Originally Posted by Juneu436
Why is -i equivalent to 2i? I know it is a stupid question.

Because in $F_3$ we have $1+2=0$ so, $2=-1$ .

Quote:

Then how do I work out the eigenvectors?
For example, if $\lambda=i$ then $\ker (A-iI)\equiv \begin{Bmatrix} (2-i)x_1+x_2=0\\x_1+(1-i)x_2=0\end{matrix}$

As $i$ is simple, $\dim \ker (A-iI)=1$ . Solving you'll find a basis, for example $B_i=\{(1,1+i)\}$ .
• Sep 24th 2011, 05:51 PM
Juneu436
Re: Matrix element of a field
Quote:

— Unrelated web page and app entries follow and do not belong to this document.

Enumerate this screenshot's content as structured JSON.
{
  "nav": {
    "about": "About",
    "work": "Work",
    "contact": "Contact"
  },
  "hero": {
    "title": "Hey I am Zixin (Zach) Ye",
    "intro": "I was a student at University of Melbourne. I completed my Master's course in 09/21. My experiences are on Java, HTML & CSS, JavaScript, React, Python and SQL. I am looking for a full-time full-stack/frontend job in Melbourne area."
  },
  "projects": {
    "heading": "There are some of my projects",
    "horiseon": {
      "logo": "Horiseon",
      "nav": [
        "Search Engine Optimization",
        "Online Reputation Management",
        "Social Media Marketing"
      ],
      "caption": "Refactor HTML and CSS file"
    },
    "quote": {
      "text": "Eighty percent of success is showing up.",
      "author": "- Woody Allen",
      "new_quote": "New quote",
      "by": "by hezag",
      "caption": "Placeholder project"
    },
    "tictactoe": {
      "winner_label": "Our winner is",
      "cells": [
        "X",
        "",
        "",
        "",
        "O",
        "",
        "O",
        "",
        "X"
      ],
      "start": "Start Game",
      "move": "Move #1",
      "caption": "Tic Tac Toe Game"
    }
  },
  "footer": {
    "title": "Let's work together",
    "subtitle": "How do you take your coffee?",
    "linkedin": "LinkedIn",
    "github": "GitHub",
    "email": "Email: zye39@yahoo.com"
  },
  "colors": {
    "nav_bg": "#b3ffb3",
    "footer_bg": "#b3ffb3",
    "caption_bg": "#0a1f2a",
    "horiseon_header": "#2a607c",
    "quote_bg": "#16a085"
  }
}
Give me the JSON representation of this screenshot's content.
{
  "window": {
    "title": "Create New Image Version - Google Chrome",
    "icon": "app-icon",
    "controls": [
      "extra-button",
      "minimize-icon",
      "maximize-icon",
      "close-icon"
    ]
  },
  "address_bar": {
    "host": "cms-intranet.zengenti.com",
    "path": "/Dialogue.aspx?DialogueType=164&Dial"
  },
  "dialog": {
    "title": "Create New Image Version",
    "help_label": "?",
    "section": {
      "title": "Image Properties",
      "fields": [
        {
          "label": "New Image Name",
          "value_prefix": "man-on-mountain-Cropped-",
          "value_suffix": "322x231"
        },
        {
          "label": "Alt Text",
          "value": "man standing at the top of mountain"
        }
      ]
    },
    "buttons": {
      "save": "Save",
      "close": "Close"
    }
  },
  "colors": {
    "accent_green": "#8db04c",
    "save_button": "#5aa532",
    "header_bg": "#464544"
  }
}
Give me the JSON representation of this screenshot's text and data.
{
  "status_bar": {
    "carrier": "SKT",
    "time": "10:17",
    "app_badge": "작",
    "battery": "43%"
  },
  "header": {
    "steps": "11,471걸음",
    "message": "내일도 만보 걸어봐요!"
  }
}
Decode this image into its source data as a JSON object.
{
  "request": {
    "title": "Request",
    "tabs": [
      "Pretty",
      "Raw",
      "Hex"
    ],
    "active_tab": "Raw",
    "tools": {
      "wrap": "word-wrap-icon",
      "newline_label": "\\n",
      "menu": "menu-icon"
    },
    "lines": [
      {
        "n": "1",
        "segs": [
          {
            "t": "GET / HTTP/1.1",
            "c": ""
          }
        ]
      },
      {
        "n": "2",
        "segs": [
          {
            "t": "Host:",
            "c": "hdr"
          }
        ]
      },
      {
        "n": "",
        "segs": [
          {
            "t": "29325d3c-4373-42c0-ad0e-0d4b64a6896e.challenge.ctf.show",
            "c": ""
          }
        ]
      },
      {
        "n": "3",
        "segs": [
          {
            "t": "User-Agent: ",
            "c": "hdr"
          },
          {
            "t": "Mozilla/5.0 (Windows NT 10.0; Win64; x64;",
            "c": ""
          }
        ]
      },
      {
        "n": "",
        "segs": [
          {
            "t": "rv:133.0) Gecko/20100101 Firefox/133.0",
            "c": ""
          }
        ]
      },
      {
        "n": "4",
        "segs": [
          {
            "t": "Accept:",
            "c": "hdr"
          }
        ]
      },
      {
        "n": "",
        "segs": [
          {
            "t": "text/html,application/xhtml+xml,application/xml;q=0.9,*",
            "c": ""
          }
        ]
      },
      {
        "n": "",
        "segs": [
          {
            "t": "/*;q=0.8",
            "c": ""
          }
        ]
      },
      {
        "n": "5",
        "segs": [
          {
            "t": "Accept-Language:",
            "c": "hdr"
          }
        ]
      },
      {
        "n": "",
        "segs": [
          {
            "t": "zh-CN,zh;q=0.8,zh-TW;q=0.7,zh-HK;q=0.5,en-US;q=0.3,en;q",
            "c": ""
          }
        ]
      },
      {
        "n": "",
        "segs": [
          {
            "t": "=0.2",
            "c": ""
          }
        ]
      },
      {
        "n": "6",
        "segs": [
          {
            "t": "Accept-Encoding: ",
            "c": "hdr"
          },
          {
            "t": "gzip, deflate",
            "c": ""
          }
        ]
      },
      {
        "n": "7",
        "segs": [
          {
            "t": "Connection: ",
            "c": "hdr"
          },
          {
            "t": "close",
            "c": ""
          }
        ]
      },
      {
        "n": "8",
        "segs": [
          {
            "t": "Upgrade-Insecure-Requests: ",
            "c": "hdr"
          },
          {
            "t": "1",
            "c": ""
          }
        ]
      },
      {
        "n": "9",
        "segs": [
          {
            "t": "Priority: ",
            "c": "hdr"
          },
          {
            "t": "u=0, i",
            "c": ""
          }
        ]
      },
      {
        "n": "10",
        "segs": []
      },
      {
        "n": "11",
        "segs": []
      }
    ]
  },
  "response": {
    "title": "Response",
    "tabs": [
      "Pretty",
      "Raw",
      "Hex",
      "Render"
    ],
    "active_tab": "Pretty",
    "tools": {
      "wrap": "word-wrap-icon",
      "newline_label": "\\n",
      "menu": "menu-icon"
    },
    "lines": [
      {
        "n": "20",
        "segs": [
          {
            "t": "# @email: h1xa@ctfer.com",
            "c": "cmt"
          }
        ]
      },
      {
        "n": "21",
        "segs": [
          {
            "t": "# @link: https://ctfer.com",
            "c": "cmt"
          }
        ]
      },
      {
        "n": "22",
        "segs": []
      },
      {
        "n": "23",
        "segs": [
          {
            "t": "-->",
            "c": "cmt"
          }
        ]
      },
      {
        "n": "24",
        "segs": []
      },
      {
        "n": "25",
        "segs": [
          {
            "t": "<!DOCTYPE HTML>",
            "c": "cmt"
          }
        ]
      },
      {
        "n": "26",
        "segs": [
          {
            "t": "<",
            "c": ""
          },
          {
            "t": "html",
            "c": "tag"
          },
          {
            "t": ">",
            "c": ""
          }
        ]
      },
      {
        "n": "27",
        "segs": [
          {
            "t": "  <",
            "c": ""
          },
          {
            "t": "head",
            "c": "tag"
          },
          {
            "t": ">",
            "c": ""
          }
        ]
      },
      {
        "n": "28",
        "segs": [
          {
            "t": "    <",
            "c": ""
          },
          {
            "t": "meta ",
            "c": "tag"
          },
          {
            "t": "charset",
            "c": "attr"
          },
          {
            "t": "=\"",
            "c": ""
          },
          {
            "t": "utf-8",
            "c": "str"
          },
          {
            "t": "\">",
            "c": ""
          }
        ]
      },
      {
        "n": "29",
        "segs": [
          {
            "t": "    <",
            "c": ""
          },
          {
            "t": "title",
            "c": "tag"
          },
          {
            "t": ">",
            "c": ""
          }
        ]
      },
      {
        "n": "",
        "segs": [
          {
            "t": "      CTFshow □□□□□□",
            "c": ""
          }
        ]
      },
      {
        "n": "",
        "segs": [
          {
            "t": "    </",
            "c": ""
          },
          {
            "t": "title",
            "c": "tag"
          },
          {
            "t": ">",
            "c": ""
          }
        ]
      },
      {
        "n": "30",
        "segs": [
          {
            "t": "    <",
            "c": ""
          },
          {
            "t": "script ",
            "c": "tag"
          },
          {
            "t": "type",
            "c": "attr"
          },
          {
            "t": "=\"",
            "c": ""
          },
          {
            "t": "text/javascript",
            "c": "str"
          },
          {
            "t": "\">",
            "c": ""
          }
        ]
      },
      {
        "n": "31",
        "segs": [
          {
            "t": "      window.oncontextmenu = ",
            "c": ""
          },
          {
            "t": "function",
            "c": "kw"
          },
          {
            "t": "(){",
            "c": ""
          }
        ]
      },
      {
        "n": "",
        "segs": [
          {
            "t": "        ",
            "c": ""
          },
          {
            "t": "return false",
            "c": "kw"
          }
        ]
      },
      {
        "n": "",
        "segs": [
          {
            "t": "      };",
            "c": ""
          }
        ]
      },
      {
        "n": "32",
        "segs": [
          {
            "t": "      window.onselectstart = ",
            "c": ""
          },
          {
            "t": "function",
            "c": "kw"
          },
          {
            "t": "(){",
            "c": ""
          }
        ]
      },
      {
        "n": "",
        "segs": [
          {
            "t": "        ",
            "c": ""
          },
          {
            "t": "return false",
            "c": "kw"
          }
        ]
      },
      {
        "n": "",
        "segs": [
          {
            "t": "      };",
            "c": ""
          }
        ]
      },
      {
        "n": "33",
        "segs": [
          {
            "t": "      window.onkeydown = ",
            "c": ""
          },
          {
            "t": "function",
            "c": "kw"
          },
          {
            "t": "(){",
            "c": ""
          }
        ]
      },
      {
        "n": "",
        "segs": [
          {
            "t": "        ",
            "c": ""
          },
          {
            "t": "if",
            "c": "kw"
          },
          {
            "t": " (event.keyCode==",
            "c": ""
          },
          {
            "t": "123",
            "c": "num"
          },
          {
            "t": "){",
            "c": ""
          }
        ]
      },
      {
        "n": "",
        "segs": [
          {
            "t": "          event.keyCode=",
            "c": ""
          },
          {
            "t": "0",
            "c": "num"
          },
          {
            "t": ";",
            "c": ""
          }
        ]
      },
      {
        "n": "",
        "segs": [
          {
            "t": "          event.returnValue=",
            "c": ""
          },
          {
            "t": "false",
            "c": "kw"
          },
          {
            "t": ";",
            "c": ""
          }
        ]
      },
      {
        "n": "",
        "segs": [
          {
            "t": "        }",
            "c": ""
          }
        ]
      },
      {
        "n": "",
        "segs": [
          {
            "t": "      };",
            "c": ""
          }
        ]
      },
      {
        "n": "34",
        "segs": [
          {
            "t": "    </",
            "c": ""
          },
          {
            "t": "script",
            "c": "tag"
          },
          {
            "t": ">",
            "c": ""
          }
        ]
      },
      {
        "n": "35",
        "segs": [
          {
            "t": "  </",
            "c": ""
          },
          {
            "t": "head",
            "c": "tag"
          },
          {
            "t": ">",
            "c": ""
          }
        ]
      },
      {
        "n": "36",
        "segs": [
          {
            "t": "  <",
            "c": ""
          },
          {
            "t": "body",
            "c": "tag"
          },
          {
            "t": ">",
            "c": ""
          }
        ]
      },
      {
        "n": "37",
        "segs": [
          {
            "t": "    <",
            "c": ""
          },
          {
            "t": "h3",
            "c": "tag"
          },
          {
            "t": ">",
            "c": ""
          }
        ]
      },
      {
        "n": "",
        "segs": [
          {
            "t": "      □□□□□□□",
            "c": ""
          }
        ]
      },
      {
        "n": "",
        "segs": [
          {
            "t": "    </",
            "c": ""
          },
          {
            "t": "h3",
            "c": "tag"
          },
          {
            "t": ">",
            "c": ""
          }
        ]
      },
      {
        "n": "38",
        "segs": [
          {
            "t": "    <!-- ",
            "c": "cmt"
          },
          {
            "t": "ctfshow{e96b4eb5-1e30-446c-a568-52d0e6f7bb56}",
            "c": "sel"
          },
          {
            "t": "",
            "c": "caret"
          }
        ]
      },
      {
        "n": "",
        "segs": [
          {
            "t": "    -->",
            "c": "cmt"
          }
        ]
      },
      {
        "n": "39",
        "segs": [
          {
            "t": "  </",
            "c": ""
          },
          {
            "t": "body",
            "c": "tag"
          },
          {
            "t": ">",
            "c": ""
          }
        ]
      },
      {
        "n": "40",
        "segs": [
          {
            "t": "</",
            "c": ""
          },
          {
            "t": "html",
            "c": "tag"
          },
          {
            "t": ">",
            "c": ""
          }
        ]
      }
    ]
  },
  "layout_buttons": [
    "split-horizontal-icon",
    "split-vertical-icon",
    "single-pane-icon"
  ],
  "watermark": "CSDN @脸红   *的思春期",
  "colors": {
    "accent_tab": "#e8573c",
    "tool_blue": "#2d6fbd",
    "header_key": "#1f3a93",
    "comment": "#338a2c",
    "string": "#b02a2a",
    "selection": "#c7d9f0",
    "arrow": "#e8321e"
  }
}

Originally Posted by FernandoRevilla
For example, if $\lambda=i$ then $\ker (A-iI)\equiv \begin{Bmatrix} (2-i)x_1+x_2=0\\x_1+(1-i)x_2=0\end{matrix}$

As $i$ is simple, $\dim \ker (A-iI)=1$ . Solving you'll find a basis, for example $B_i=\{(1,1+i)\}$ .

Thanks FernandoRevilla, but I don't really understand this. Could you please explain?
I can't see how to get the eigenvectors.

Thanks, and sorry for being a pain.
• Sep 24th 2011, 09:50 PM
FernandoRevilla
Re: Matrix element of a field
Quote:

Originally Posted by Juneu436
Thanks FernandoRevilla, but I don't really understand this. Could you please explain? I can't see how to get the eigenvectors.

Could you specify your doubts?. These things are just routine knowing the corresponding theory.
• Sep 24th 2011, 10:46 PM
Juneu436
Re: Matrix element of a field
Quote:

Originally Posted by FernandoRevilla
Could you specify your doubts?. These things are just routine knowing the corresponding theory.

This section:
Quote:

As $i$ is simple, $\dim \ker (A-iI)=1$ . Solving you'll find a basis, for example $B_i=\{(1,1+i)\}$ .
How does $\dim \ker(A-iI)=1$ and how do I go from there to find the eigenvectors?

Thanks again for your help.
• Sep 24th 2011, 11:00 PM
FernandoRevilla
Re: Matrix element of a field
Quote:

Originally Posted by Juneu436
How does $\dim \ker(A-iI)=1$ and how do I go from there to find the eigenvectors?

There is a well known theorem: if $\lambda$ is a simple eigenvalue then, the corresponding eigenspace $V_{\lambda}$ has dimension 1. This means that a non null vector of $V_{\lambda}$ form a basis of $V_{\lambda}$ (because is linearly independent). In our case, and choosing (for example) $x_1=1$ we obtain from the first equation that $x_2=1+i$ . You needn't verify the second equation because necessarily the rank of the system matrix is 1.
• Sep 25th 2011, 04:29 AM
Deveno
Re: Matrix element of a field
or you could just solve the system Av = λv for each eigenvalue λ.

for example, with λ = i, and writing a+bi = z, c+di = w this leads to:

$\begin{bmatrix}2&1\\1&1\end{bmatrix} \begin{bmatrix}z\\w\end{bmatrix} = \begin{bmatrix}iz\\iw\end{bmatrix}$

that is:

$\begin{bmatrix}2z+w\\z+w \end{bmatrix} = \begin{bmatrix}iz\\iw\end{bmatrix}$ so:

$z = iz - iw$
$z(1+2i) = 2iw$
$z(1+2i)(i) = -2w = w$
$w = (-2+i)z = (1+i)z$

so any eigenvector corresponding to i is of the form (z,(1+i)z)...z, of course, must be non-zero. it is convenient to choose z = 1+0i = 1.